EXERCISE DESCRIPTION —
Copy out each line below exactly as written.

RECORDS FOR PROCESSING —
==================================================

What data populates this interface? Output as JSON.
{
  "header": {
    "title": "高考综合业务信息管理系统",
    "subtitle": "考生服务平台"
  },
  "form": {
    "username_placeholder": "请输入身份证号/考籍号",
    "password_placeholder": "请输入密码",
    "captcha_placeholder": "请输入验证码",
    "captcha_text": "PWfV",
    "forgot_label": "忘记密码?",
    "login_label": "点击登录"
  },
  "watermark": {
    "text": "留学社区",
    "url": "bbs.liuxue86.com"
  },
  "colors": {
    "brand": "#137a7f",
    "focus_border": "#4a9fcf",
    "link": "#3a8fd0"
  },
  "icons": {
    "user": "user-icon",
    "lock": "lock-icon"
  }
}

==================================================

THE ANSWER —
What data populates this interface? Output as JSON.
{
  "header": {
    "title": "高考综合业务信息管理系统",
    "subtitle": "考生服务平台"
  },
  "form": {
    "username_placeholder": "请输入身份证号/考籍号",
    "password_placeholder": "请输入密码",
    "captcha_placeholder": "请输入验证码",
    "captcha_text": "PWfV",
    "forgot_label": "忘记密码?",
    "login_label": "点击登录"
  },
  "watermark": {
    "text": "留学社区",
    "url": "bbs.liuxue86.com"
  },
  "colors": {
    "brand": "#137a7f",
    "focus_border": "#4a9fcf",
    "link": "#3a8fd0"
  },
  "icons": {
    "user": "user-icon",
    "lock": "lock-icon"
  }
}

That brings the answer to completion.